In the United States, public television stations are launching a new show for children in June. The PBS Kids’ cartoon series is called Hero Elementary. It stars a group of young superheroes.
The show is set inside an elementary school, also called a grade school. In the United States, children from about age four to age 11 go to such a school.
The superheroes are four grade school students. They must learn how to use their superpowers as best they can.
One girl, Lucita Sky, can fly, but she is afraid of high places. Another girl, Sara Snap, has the power to make herself appear anywhere immediately or in a snap. That, by the way, is superhero language for “teleport.”
Next, there is a boy called Benny Bubbles who uses, that’s right, bubbles to create a protective area -- superhero language for a “force field.” Finally, a boy named AJ Gadgets owns and operates a large collection of cool, unusual devices -- superhero language for -- you guessed it -- “gadgets.”
In addition to his cool gadgets, there is something else about AJ. He has a condition called Autism Spectrum Disorder. It affects his ability to communicate and interact with other people.
Autism presents itself on different levels – from severe to high-performing. So, when we say someone is “on the spectrum,” we mean they have some level of autism.
AJ Gadgets is on the high-performing end of the spectrum. Some of his behavior is common to the autistic experience. For example, he does not like loud noises or wearing wet clothes. And he likes some things to stay the same. He likes to have his favorite things around him and hates it when they are lost.
People familiar with autism might recognize these signs of autism in the show. However, the creators are perfectly fine if others do not. The children’s show purposely does not directly talk about the issue of autism -- except for two shows running later in the series.

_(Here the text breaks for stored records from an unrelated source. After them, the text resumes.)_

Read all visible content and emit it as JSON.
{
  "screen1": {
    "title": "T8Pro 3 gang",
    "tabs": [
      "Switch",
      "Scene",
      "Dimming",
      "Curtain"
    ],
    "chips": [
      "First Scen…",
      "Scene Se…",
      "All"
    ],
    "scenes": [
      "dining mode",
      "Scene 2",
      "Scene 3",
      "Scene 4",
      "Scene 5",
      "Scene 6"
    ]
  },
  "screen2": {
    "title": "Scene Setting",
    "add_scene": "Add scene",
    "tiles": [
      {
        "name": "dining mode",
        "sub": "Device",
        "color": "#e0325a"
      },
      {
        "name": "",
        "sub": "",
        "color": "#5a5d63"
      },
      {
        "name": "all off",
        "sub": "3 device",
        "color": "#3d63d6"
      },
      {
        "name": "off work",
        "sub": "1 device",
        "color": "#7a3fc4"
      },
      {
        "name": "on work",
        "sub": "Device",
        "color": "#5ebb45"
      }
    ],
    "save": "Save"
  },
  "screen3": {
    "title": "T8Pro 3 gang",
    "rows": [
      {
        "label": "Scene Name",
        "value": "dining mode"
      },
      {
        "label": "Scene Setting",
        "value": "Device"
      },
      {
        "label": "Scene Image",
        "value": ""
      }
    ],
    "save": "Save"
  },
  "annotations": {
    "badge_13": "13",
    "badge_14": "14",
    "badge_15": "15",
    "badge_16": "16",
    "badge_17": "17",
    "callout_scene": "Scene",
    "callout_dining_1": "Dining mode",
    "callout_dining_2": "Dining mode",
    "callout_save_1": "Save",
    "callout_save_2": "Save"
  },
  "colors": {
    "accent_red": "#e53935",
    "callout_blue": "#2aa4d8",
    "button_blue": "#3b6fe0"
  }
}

AJ’s autism just happens to be part of him. It is not the main part. As a valuable team member, he always comes to the rescue.
The creators of Hero Elementary -- Christine Ferraro and Carol-Lynn Parente -- talked with The Associated Press about the show.
Ferraro said there is “so much strength” in showing a child on the spectrum as just one of the team. Ferraro said AJ is just part of the group. “And that’s something that we don’t see a lot on television,” she added. “And that’s why we thought it was really important.”
The U.S. Centers for Disease Control and Prevention reports that in 2016, one in 54 children were diagnosed with Autism Spectrum Disorder by age 8. In 2014, the estimate was 1 in every 59 children.
Linda Simensky works for PBS Kids. She said she likes the idea of AJ’s inclusion. This means that a child on the autism spectrum is included in the team and treated just like the other children.
Creators Ferraro and Parente have worked for many years with the children’s TV series “Sesame Street.” In 2015, that show introduced Julia, a 4-year-old girl with autism.
However, when creating “Hero Elementary,” Ferraro and Parente did not plan on having a child with autism as one of the superheroes. They said it just happened naturally.
The PBS Kids series also has a teacher, Mr. Sparks. He helps the children use their own problem-solving skills such as observing, investigating, testing and predicting. He also teaches an important life lesson: If at first you don’t succeed, try – try again. And often the school-age superheroes do not succeed!
“You don’t come into this world knowing how to do everything," said Ferraro. And so, these kids struggle to learn in school -- just like our kids struggle to learn how to do things."
Simensky says she also likes this part of the show – children learning to solve their own problems. She said she sees too many shows where an adult solves the problems.
On the TV series, team members learn to help themselves and each other. AJ’s teammates are aware of his needs. In one show, the team searches for his lost backpack. The show’s creators said they hope this shows children the importance of understanding others and normalize the idea that all kids are different.
Parente said the show demonstrates understanding the different needs of a friend – whether it is autism or something else.
Kids with autism may be a little different and have different needs, said Simensky. However, she added, “There is a place for kids with autism.” And there is a place for their own valuable skills as well.
I’m Anna Matteo.
Mark Kennedy reported this story for The Associated Press. Anna Matteo adapted it for VOA Learning English. George Grow was the editor.
Words in This Story
cartoon – n. a movie or television program made by photographing a series of drawings
in a snap – phrase. done, made, or carried through suddenly or without thinking
bubble – n. a tiny, round ball of air or gas inside a liquid
spectrum – n. a complete range of different opinions, people, etc.
diagnose – v. to recognize (something, such as a disease) by signs and symptoms
introduce – v. to make (someone) known to someone else by name
lesson – n. an activity that you do in order to learn something
backpack – n. chiefly US : a bag for carrying things that has two shoulder straps and is carried on the back